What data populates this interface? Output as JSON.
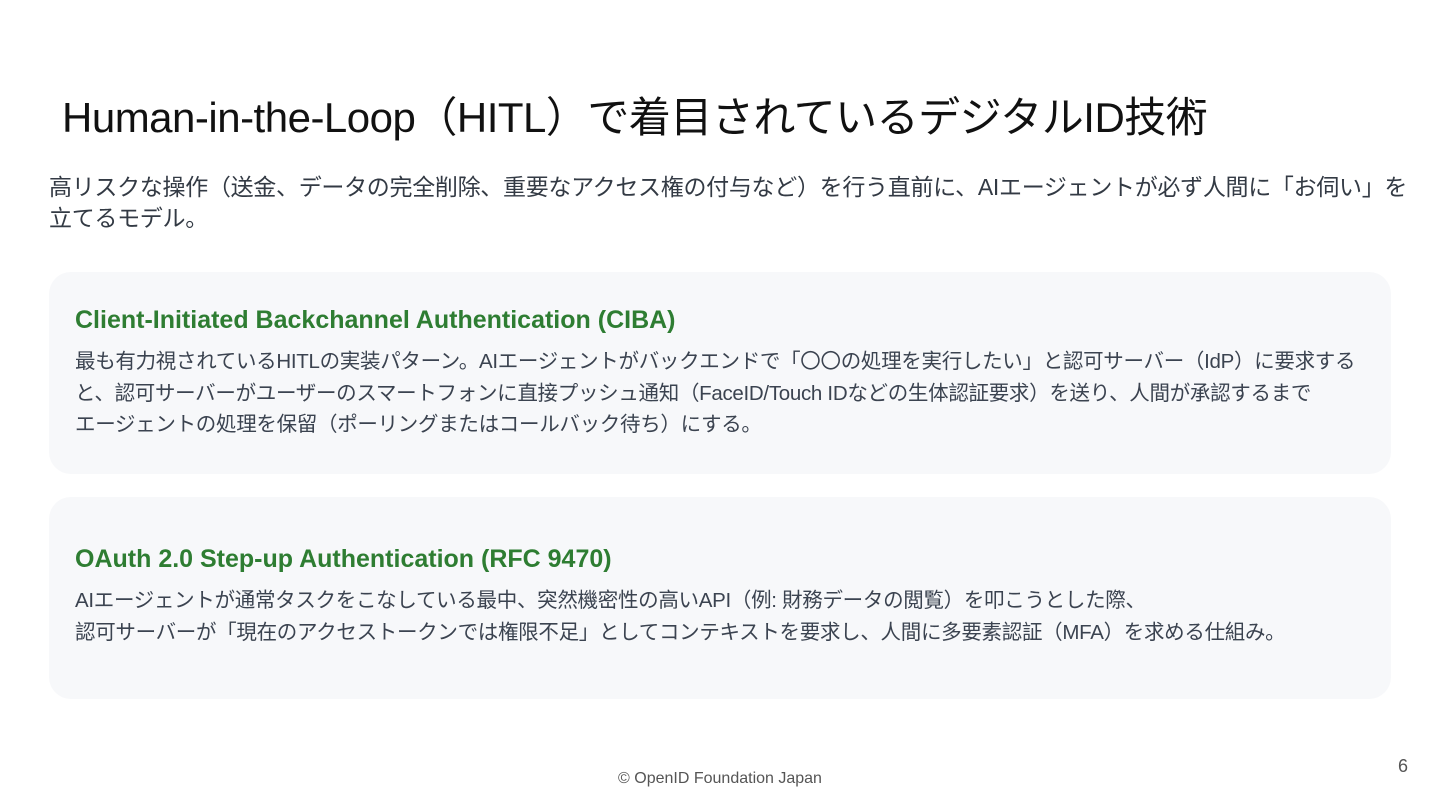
{
  "slide": {
    "title": "Human-in-the-Loop（HITL）で着目されているデジタルID技術",
    "intro": "高リスクな操作（送金、データの完全削除、重要なアクセス権の付与など）を行う直前に、AIエージェントが必ず人間に「お伺い」を立てるモデル。",
    "cards": [
      {
        "title": "Client-Initiated Backchannel Authentication (CIBA)",
        "lines": [
          "最も有力視されているHITLの実装パターン。AIエージェントがバックエンドで「〇〇の処理を実行したい」と認可サーバー（IdP）に要求する",
          "と、認可サーバーがユーザーのスマートフォンに直接プッシュ通知（FaceID/Touch IDなどの生体認証要求）を送り、人間が承認するまで",
          "エージェントの処理を保留（ポーリングまたはコールバック待ち）にする。"
        ]
      },
      {
        "title": "OAuth 2.0 Step-up Authentication (RFC 9470)",
        "lines": [
          "AIエージェントが通常タスクをこなしている最中、突然機密性の高いAPI（例: 財務データの閲覧）を叩こうとした際、",
          "認可サーバーが「現在のアクセストークンでは権限不足」としてコンテキストを要求し、人間に多要素認証（MFA）を求める仕組み。"
        ]
      }
    ],
    "footer": "© OpenID Foundation Japan",
    "page_number": "6"
  },
  "colors": {
    "card_title": "#2e7d32",
    "card_background": "#f7f8fa",
    "title_text": "#111111",
    "body_text": "#3b4350"
  }
}
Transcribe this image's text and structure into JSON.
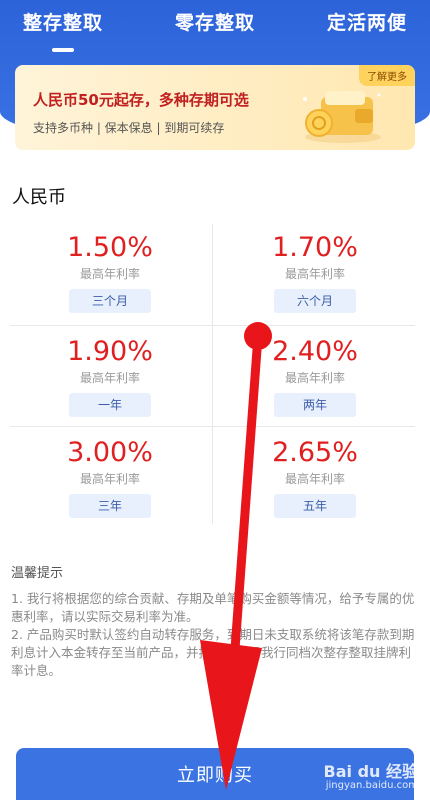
{
  "tabs": [
    {
      "label": "整存整取",
      "active": true
    },
    {
      "label": "零存整取",
      "active": false
    },
    {
      "label": "定活两便",
      "active": false
    }
  ],
  "promo": {
    "title": "人民币50元起存，多种存期可选",
    "subtitle": "支持多币种 | 保本保息 | 到期可续存",
    "badge": "了解更多"
  },
  "currency_title": "人民币",
  "rates": [
    {
      "rate": "1.50%",
      "label": "最高年利率",
      "term": "三个月"
    },
    {
      "rate": "1.70%",
      "label": "最高年利率",
      "term": "六个月"
    },
    {
      "rate": "1.90%",
      "label": "最高年利率",
      "term": "一年"
    },
    {
      "rate": "2.40%",
      "label": "最高年利率",
      "term": "两年"
    },
    {
      "rate": "3.00%",
      "label": "最高年利率",
      "term": "三年"
    },
    {
      "rate": "2.65%",
      "label": "最高年利率",
      "term": "五年"
    }
  ],
  "tips": {
    "title": "温馨提示",
    "line1": "1. 我行将根据您的综合贡献、存期及单笔购买金额等情况，给予专属的优惠利率，请以实际交易利率为准。",
    "line2": "2. 产品购买时默认签约自动转存服务，到期日未支取系统将该笔存款到期利息计入本金转存至当前产品，并按转存当日我行同档次整存整取挂牌利率计息。"
  },
  "buy_button": "立即购买",
  "watermark": {
    "main": "Bai du 经验",
    "sub": "jingyan.baidu.com"
  },
  "colors": {
    "brand": "#3b73e3",
    "rate": "#e02020",
    "annotation": "#e8151b"
  }
}
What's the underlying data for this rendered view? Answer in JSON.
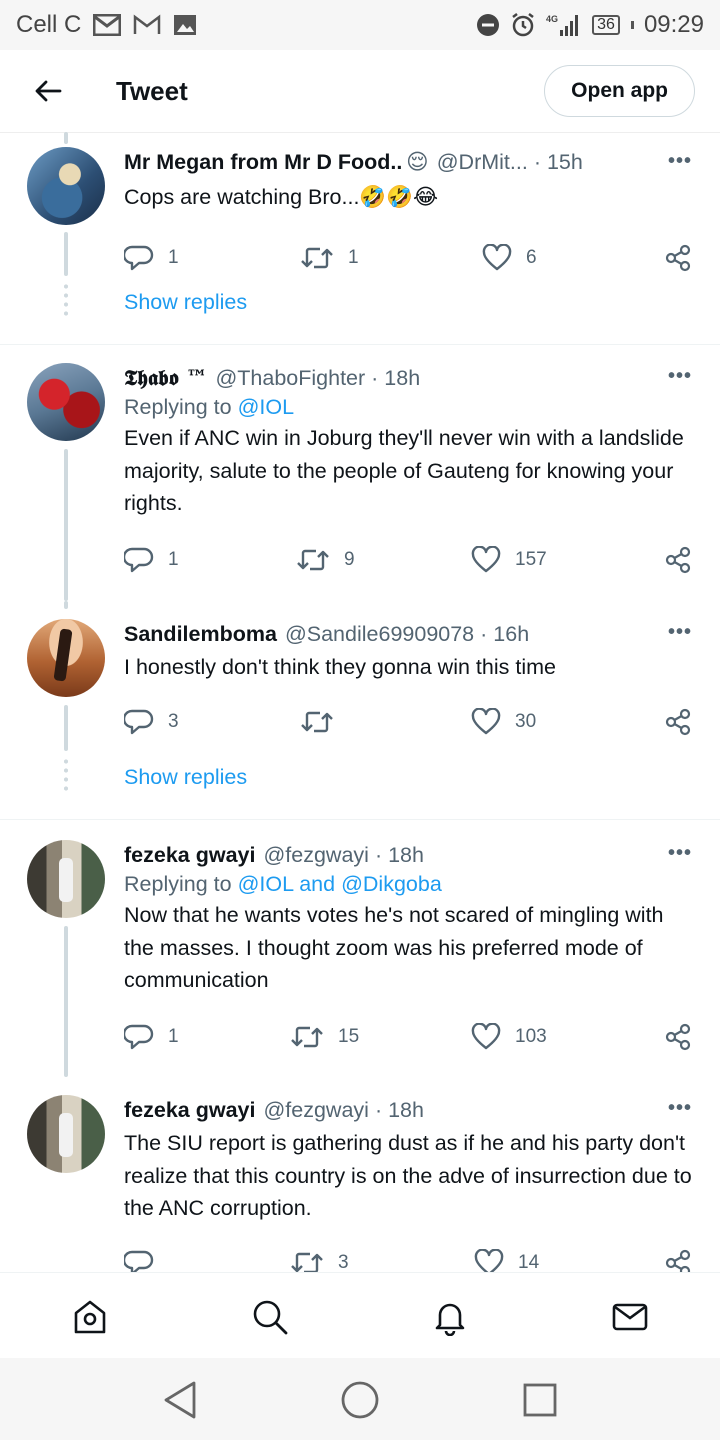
{
  "status_bar": {
    "carrier": "Cell C",
    "network": "4G",
    "battery": "36",
    "time": "09:29"
  },
  "header": {
    "title": "Tweet",
    "open_app_label": "Open app"
  },
  "tweets": [
    {
      "name": "Mr Megan from Mr D Food..",
      "name_emoji": "😌",
      "handle": "@DrMit...",
      "time": "· 15h",
      "replying_to_prefix": "",
      "replying_to_mentions": "",
      "text": "Cops are watching Bro...🤣🤣😂",
      "replies": "1",
      "retweets": "1",
      "likes": "6"
    },
    {
      "name": "𝕿𝖍𝖆𝖇𝖔 ™",
      "handle": "@ThaboFighter",
      "time": "· 18h",
      "replying_to_prefix": "Replying to",
      "replying_to_mentions": "@IOL",
      "text": "Even if ANC win in Joburg they'll never win with a landslide majority, salute to the people of Gauteng for knowing your rights.",
      "replies": "1",
      "retweets": "9",
      "likes": "157"
    },
    {
      "name": "Sandilemboma",
      "handle": "@Sandile69909078",
      "time": "· 16h",
      "replying_to_prefix": "",
      "replying_to_mentions": "",
      "text": "I honestly don't think they gonna win this time",
      "replies": "3",
      "retweets": "",
      "likes": "30"
    },
    {
      "name": "fezeka gwayi",
      "handle": "@fezgwayi",
      "time": "· 18h",
      "replying_to_prefix": "Replying to",
      "replying_to_mentions": "@IOL and @Dikgoba",
      "text": "Now that he wants votes he's not scared of mingling with the masses. I thought zoom was his preferred mode of communication",
      "replies": "1",
      "retweets": "15",
      "likes": "103"
    },
    {
      "name": "fezeka gwayi",
      "handle": "@fezgwayi",
      "time": "· 18h",
      "replying_to_prefix": "",
      "replying_to_mentions": "",
      "text": "The SIU report is gathering dust as if he and his party don't realize that this country is on the adve of insurrection due to the ANC corruption.",
      "replies": "",
      "retweets": "3",
      "likes": "14"
    }
  ],
  "show_replies_label": "Show replies",
  "more_label": "•••",
  "bottom_nav": [
    "home-icon",
    "search-icon",
    "notifications-icon",
    "messages-icon"
  ],
  "colors": {
    "accent": "#1d9bf0",
    "text": "#0f1419",
    "secondary": "#536471"
  }
}
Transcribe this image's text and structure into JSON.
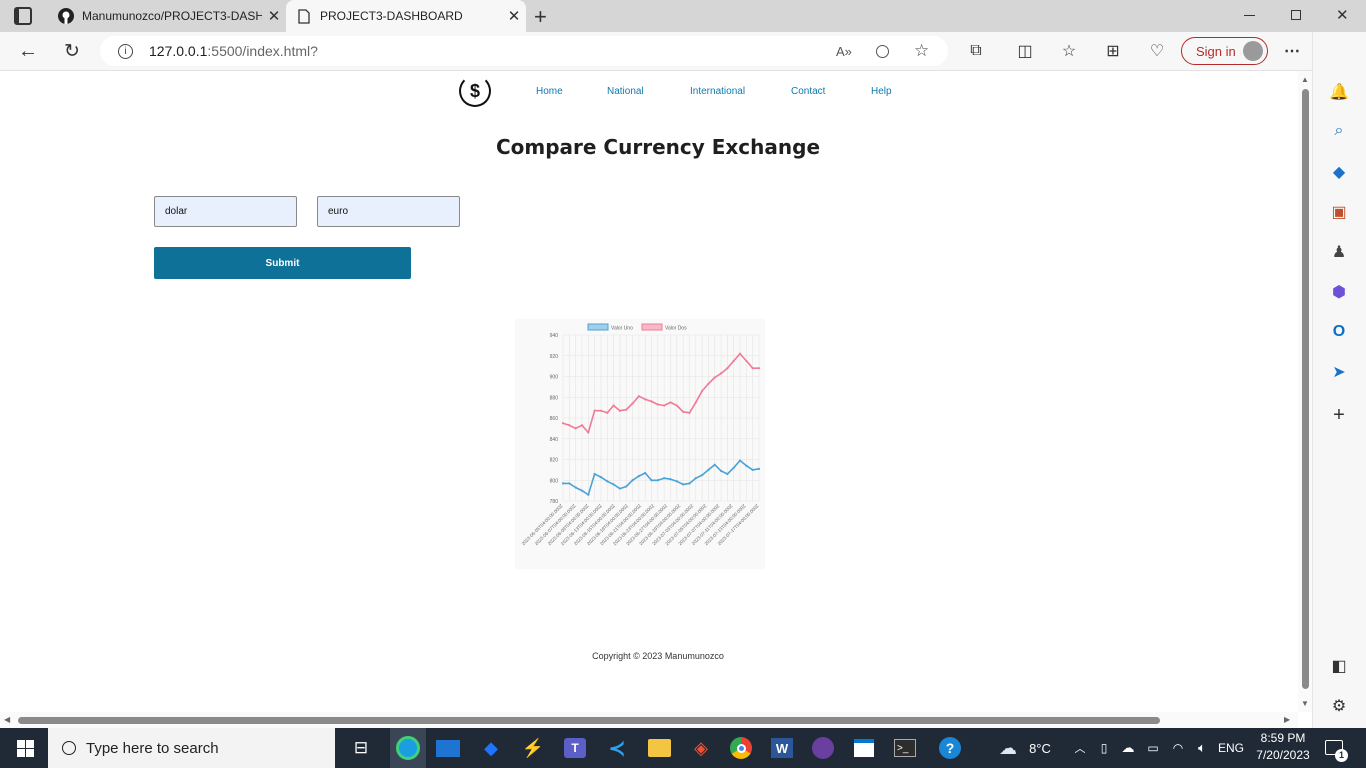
{
  "browser": {
    "tabs": [
      {
        "title": "Manumunozco/PROJECT3-DASH",
        "icon": "github-icon"
      },
      {
        "title": "PROJECT3-DASHBOARD",
        "icon": "page-icon"
      }
    ],
    "url_host": "127.0.0.1",
    "url_rest": ":5500/index.html?",
    "signin_label": "Sign in"
  },
  "nav": {
    "items": [
      "Home",
      "National",
      "International",
      "Contact",
      "Help"
    ]
  },
  "main": {
    "title": "Compare Currency Exchange",
    "input1_value": "dolar",
    "input2_value": "euro",
    "submit_label": "Submit"
  },
  "chart_data": {
    "type": "line",
    "title": "",
    "xlabel": "",
    "ylabel": "",
    "ylim": [
      780,
      940
    ],
    "yticks": [
      780,
      800,
      820,
      840,
      860,
      880,
      900,
      920,
      940
    ],
    "grid": true,
    "legend": "top",
    "categories": [
      "2023-06-05T04:00:00.000Z",
      "2023-06-06T04:00:00.000Z",
      "2023-06-07T04:00:00.000Z",
      "2023-06-08T04:00:00.000Z",
      "2023-06-09T04:00:00.000Z",
      "2023-06-12T04:00:00.000Z",
      "2023-06-13T04:00:00.000Z",
      "2023-06-14T04:00:00.000Z",
      "2023-06-15T04:00:00.000Z",
      "2023-06-16T04:00:00.000Z",
      "2023-06-19T04:00:00.000Z",
      "2023-06-20T04:00:00.000Z",
      "2023-06-21T04:00:00.000Z",
      "2023-06-22T04:00:00.000Z",
      "2023-06-23T04:00:00.000Z",
      "2023-06-26T04:00:00.000Z",
      "2023-06-27T04:00:00.000Z",
      "2023-06-28T04:00:00.000Z",
      "2023-06-29T04:00:00.000Z",
      "2023-06-30T04:00:00.000Z",
      "2023-07-03T04:00:00.000Z",
      "2023-07-04T04:00:00.000Z",
      "2023-07-05T04:00:00.000Z",
      "2023-07-06T04:00:00.000Z",
      "2023-07-07T04:00:00.000Z",
      "2023-07-10T04:00:00.000Z",
      "2023-07-11T04:00:00.000Z",
      "2023-07-12T04:00:00.000Z",
      "2023-07-13T04:00:00.000Z",
      "2023-07-14T04:00:00.000Z",
      "2023-07-17T04:00:00.000Z",
      "2023-07-18T04:00:00.000Z"
    ],
    "tick_labels": [
      "2023-06-05T04:00:00.000Z",
      "2023-06-07T04:00:00.000Z",
      "2023-06-09T04:00:00.000Z",
      "2023-06-13T04:00:00.000Z",
      "2023-06-15T04:00:00.000Z",
      "2023-06-19T04:00:00.000Z",
      "2023-06-21T04:00:00.000Z",
      "2023-06-23T04:00:00.000Z",
      "2023-06-27T04:00:00.000Z",
      "2023-06-29T04:00:00.000Z",
      "2023-07-03T04:00:00.000Z",
      "2023-07-05T04:00:00.000Z",
      "2023-07-07T04:00:00.000Z",
      "2023-07-11T04:00:00.000Z",
      "2023-07-13T04:00:00.000Z",
      "2023-07-17T04:00:00.000Z"
    ],
    "series": [
      {
        "name": "Valor Uno",
        "color": "#4aa3d8",
        "values": [
          797,
          797,
          793,
          790,
          786,
          806,
          803,
          799,
          796,
          792,
          794,
          800,
          804,
          807,
          800,
          800,
          802,
          801,
          799,
          796,
          797,
          802,
          805,
          810,
          815,
          809,
          806,
          812,
          819,
          814,
          810,
          811
        ]
      },
      {
        "name": "Valor Dos",
        "color": "#f27a96",
        "values": [
          855,
          853,
          850,
          853,
          846,
          867,
          867,
          865,
          872,
          867,
          868,
          874,
          881,
          878,
          876,
          873,
          872,
          875,
          872,
          866,
          865,
          875,
          886,
          893,
          899,
          903,
          908,
          915,
          922,
          915,
          908,
          908
        ]
      }
    ]
  },
  "footer": {
    "text": "Copyright © 2023 Manumunozco"
  },
  "taskbar": {
    "search_placeholder": "Type here to search",
    "weather": "8°C",
    "lang": "ENG",
    "time": "8:59 PM",
    "date": "7/20/2023",
    "notif_count": "1"
  }
}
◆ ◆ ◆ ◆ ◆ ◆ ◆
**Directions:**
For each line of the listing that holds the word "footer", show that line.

**Output below:**
    "footer": "© OpenID Foundation Japan",
  "footer": {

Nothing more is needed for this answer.